All of the entries are to be returned word for word.

Entries from a dataset of interfaces:
Content starts
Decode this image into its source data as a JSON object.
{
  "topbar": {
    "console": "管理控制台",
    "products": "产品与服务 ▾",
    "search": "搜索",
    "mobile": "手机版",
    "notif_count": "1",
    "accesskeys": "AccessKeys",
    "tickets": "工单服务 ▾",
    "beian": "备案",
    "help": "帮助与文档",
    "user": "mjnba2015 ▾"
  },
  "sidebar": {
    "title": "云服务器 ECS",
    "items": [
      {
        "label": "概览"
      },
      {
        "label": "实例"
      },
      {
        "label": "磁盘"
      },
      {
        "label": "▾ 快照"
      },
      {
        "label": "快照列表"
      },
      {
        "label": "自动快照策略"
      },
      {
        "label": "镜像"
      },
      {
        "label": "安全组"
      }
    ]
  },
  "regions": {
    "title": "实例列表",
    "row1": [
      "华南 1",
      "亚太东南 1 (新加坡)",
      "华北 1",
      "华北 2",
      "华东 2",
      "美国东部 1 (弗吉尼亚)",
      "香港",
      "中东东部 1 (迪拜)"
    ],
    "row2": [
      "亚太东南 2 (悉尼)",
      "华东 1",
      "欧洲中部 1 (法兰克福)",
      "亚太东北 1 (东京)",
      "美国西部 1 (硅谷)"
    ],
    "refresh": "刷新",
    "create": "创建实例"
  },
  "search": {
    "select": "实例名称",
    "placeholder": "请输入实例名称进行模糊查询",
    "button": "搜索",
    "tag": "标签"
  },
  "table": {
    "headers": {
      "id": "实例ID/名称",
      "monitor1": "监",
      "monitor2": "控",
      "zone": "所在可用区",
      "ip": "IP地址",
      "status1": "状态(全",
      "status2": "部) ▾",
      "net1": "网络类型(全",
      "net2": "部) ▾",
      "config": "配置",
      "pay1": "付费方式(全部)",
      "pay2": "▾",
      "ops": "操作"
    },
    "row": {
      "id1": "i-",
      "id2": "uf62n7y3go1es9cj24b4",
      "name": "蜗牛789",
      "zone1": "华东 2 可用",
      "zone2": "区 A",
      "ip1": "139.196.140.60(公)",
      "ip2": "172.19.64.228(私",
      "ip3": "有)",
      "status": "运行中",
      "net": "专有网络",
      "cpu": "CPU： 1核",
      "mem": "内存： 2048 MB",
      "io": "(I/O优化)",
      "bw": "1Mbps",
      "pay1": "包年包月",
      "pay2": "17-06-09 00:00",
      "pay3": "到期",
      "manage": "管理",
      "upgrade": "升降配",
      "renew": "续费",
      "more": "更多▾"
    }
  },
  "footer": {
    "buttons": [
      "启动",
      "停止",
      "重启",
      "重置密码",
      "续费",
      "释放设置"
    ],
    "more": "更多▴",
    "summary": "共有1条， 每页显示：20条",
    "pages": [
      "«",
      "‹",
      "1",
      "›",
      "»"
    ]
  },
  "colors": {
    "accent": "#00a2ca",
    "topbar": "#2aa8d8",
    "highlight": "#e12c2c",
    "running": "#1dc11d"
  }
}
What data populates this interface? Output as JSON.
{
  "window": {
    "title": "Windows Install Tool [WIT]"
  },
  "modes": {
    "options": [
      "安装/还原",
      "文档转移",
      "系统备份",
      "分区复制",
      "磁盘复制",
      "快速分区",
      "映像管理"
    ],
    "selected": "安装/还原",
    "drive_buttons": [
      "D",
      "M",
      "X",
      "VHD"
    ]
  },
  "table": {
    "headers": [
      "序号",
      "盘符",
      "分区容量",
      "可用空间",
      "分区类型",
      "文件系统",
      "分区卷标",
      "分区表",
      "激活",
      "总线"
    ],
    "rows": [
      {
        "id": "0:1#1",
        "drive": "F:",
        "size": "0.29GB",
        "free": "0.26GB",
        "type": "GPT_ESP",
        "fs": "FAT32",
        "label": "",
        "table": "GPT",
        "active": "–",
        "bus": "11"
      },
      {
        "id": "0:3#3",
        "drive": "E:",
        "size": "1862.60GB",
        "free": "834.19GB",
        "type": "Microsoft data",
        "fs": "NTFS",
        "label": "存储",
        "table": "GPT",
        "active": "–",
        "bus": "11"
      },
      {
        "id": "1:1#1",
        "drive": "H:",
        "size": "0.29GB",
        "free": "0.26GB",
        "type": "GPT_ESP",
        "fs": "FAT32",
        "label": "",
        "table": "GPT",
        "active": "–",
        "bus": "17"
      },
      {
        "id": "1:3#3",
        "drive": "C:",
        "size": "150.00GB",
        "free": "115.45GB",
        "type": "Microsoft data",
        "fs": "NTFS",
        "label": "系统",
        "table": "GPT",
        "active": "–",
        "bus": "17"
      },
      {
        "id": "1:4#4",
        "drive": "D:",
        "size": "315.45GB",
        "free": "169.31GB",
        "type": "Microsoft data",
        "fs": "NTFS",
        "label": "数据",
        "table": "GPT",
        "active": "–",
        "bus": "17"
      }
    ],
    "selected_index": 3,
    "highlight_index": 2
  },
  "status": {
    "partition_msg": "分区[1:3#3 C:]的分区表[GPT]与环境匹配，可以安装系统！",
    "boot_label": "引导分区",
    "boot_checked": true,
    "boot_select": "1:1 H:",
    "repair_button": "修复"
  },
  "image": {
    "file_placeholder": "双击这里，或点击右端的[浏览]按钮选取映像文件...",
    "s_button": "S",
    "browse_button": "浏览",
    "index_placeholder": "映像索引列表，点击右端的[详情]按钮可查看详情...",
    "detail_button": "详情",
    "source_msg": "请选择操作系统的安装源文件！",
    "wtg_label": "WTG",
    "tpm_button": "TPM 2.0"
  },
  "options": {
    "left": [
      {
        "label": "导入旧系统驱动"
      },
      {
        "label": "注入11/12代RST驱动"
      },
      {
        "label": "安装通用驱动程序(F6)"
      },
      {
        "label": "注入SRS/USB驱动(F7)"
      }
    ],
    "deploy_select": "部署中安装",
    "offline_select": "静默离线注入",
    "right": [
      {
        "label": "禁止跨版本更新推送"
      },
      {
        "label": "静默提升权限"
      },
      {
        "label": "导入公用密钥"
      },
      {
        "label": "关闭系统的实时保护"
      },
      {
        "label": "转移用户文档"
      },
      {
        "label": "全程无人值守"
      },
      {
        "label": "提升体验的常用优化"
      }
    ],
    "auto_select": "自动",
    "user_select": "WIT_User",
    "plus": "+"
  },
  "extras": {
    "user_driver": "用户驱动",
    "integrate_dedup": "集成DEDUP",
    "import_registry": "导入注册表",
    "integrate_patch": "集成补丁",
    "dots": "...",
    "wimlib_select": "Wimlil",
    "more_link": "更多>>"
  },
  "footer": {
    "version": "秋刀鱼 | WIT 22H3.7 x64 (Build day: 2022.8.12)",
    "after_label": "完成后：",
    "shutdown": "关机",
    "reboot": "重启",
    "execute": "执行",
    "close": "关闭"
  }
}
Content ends
• Result of this exercise:
Decode this image into its source data as a JSON object.
{
  "topbar": {
    "console": "管理控制台",
    "products": "产品与服务 ▾",
    "search": "搜索",
    "mobile": "手机版",
    "notif_count": "1",
    "accesskeys": "AccessKeys",
    "tickets": "工单服务 ▾",
    "beian": "备案",
    "help": "帮助与文档",
    "user": "mjnba2015 ▾"
  },
  "sidebar": {
    "title": "云服务器 ECS",
    "items": [
      {
        "label": "概览"
      },
      {
        "label": "实例"
      },
      {
        "label": "磁盘"
      },
      {
        "label": "▾ 快照"
      },
      {
        "label": "快照列表"
      },
      {
        "label": "自动快照策略"
      },
      {
        "label": "镜像"
      },
      {
        "label": "安全组"
      }
    ]
  },
  "regions": {
    "title": "实例列表",
    "row1": [
      "华南 1",
      "亚太东南 1 (新加坡)",
      "华北 1",
      "华北 2",
      "华东 2",
      "美国东部 1 (弗吉尼亚)",
      "香港",
      "中东东部 1 (迪拜)"
    ],
    "row2": [
      "亚太东南 2 (悉尼)",
      "华东 1",
      "欧洲中部 1 (法兰克福)",
      "亚太东北 1 (东京)",
      "美国西部 1 (硅谷)"
    ],
    "refresh": "刷新",
    "create": "创建实例"
  },
  "search": {
    "select": "实例名称",
    "placeholder": "请输入实例名称进行模糊查询",
    "button": "搜索",
    "tag": "标签"
  },
  "table": {
    "headers": {
      "id": "实例ID/名称",
      "monitor1": "监",
      "monitor2": "控",
      "zone": "所在可用区",
      "ip": "IP地址",
      "status1": "状态(全",
      "status2": "部) ▾",
      "net1": "网络类型(全",
      "net2": "部) ▾",
      "config": "配置",
      "pay1": "付费方式(全部)",
      "pay2": "▾",
      "ops": "操作"
    },
    "row": {
      "id1": "i-",
      "id2": "uf62n7y3go1es9cj24b4",
      "name": "蜗牛789",
      "zone1": "华东 2 可用",
      "zone2": "区 A",
      "ip1": "139.196.140.60(公)",
      "ip2": "172.19.64.228(私",
      "ip3": "有)",
      "status": "运行中",
      "net": "专有网络",
      "cpu": "CPU： 1核",
      "mem": "内存： 2048 MB",
      "io": "(I/O优化)",
      "bw": "1Mbps",
      "pay1": "包年包月",
      "pay2": "17-06-09 00:00",
      "pay3": "到期",
      "manage": "管理",
      "upgrade": "升降配",
      "renew": "续费",
      "more": "更多▾"
    }
  },
  "footer": {
    "buttons": [
      "启动",
      "停止",
      "重启",
      "重置密码",
      "续费",
      "释放设置"
    ],
    "more": "更多▴",
    "summary": "共有1条， 每页显示：20条",
    "pages": [
      "«",
      "‹",
      "1",
      "›",
      "»"
    ]
  },
  "colors": {
    "accent": "#00a2ca",
    "topbar": "#2aa8d8",
    "highlight": "#e12c2c",
    "running": "#1dc11d"
  }
}
What data populates this interface? Output as JSON.
{
  "window": {
    "title": "Windows Install Tool [WIT]"
  },
  "modes": {
    "options": [
      "安装/还原",
      "文档转移",
      "系统备份",
      "分区复制",
      "磁盘复制",
      "快速分区",
      "映像管理"
    ],
    "selected": "安装/还原",
    "drive_buttons": [
      "D",
      "M",
      "X",
      "VHD"
    ]
  },
  "table": {
    "headers": [
      "序号",
      "盘符",
      "分区容量",
      "可用空间",
      "分区类型",
      "文件系统",
      "分区卷标",
      "分区表",
      "激活",
      "总线"
    ],
    "rows": [
      {
        "id": "0:1#1",
        "drive": "F:",
        "size": "0.29GB",
        "free": "0.26GB",
        "type": "GPT_ESP",
        "fs": "FAT32",
        "label": "",
        "table": "GPT",
        "active": "–",
        "bus": "11"
      },
      {
        "id": "0:3#3",
        "drive": "E:",
        "size": "1862.60GB",
        "free": "834.19GB",
        "type": "Microsoft data",
        "fs": "NTFS",
        "label": "存储",
        "table": "GPT",
        "active": "–",
        "bus": "11"
      },
      {
        "id": "1:1#1",
        "drive": "H:",
        "size": "0.29GB",
        "free": "0.26GB",
        "type": "GPT_ESP",
        "fs": "FAT32",
        "label": "",
        "table": "GPT",
        "active": "–",
        "bus": "17"
      },
      {
        "id": "1:3#3",
        "drive": "C:",
        "size": "150.00GB",
        "free": "115.45GB",
        "type": "Microsoft data",
        "fs": "NTFS",
        "label": "系统",
        "table": "GPT",
        "active": "–",
        "bus": "17"
      },
      {
        "id": "1:4#4",
        "drive": "D:",
        "size": "315.45GB",
        "free": "169.31GB",
        "type": "Microsoft data",
        "fs": "NTFS",
        "label": "数据",
        "table": "GPT",
        "active": "–",
        "bus": "17"
      }
    ],
    "selected_index": 3,
    "highlight_index": 2
  },
  "status": {
    "partition_msg": "分区[1:3#3 C:]的分区表[GPT]与环境匹配，可以安装系统！",
    "boot_label": "引导分区",
    "boot_checked": true,
    "boot_select": "1:1 H:",
    "repair_button": "修复"
  },
  "image": {
    "file_placeholder": "双击这里，或点击右端的[浏览]按钮选取映像文件...",
    "s_button": "S",
    "browse_button": "浏览",
    "index_placeholder": "映像索引列表，点击右端的[详情]按钮可查看详情...",
    "detail_button": "详情",
    "source_msg": "请选择操作系统的安装源文件！",
    "wtg_label": "WTG",
    "tpm_button": "TPM 2.0"
  },
  "options": {
    "left": [
      {
        "label": "导入旧系统驱动"
      },
      {
        "label": "注入11/12代RST驱动"
      },
      {
        "label": "安装通用驱动程序(F6)"
      },
      {
        "label": "注入SRS/USB驱动(F7)"
      }
    ],
    "deploy_select": "部署中安装",
    "offline_select": "静默离线注入",
    "right": [
      {
        "label": "禁止跨版本更新推送"
      },
      {
        "label": "静默提升权限"
      },
      {
        "label": "导入公用密钥"
      },
      {
        "label": "关闭系统的实时保护"
      },
      {
        "label": "转移用户文档"
      },
      {
        "label": "全程无人值守"
      },
      {
        "label": "提升体验的常用优化"
      }
    ],
    "auto_select": "自动",
    "user_select": "WIT_User",
    "plus": "+"
  },
  "extras": {
    "user_driver": "用户驱动",
    "integrate_dedup": "集成DEDUP",
    "import_registry": "导入注册表",
    "integrate_patch": "集成补丁",
    "dots": "...",
    "wimlib_select": "Wimlil",
    "more_link": "更多>>"
  },
  "footer": {
    "version": "秋刀鱼 | WIT 22H3.7 x64 (Build day: 2022.8.12)",
    "after_label": "完成后：",
    "shutdown": "关机",
    "reboot": "重启",
    "execute": "执行",
    "close": "关闭"
  }
}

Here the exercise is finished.